━━━ ENTRIES SUPPLIED
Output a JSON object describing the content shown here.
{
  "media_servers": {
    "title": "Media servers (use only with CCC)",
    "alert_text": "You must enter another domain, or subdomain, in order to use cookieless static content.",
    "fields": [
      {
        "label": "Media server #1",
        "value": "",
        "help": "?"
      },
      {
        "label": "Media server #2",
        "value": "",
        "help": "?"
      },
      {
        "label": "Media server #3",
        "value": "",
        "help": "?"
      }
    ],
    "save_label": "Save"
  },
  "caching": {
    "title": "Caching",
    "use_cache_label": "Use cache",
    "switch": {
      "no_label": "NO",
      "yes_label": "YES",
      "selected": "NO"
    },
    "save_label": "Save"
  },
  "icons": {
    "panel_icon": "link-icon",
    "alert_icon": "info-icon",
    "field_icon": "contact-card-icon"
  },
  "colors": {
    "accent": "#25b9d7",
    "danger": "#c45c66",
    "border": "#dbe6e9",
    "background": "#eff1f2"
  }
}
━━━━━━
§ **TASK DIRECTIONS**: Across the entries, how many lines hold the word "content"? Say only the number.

§ **EXERCISE SOLUTION**: 2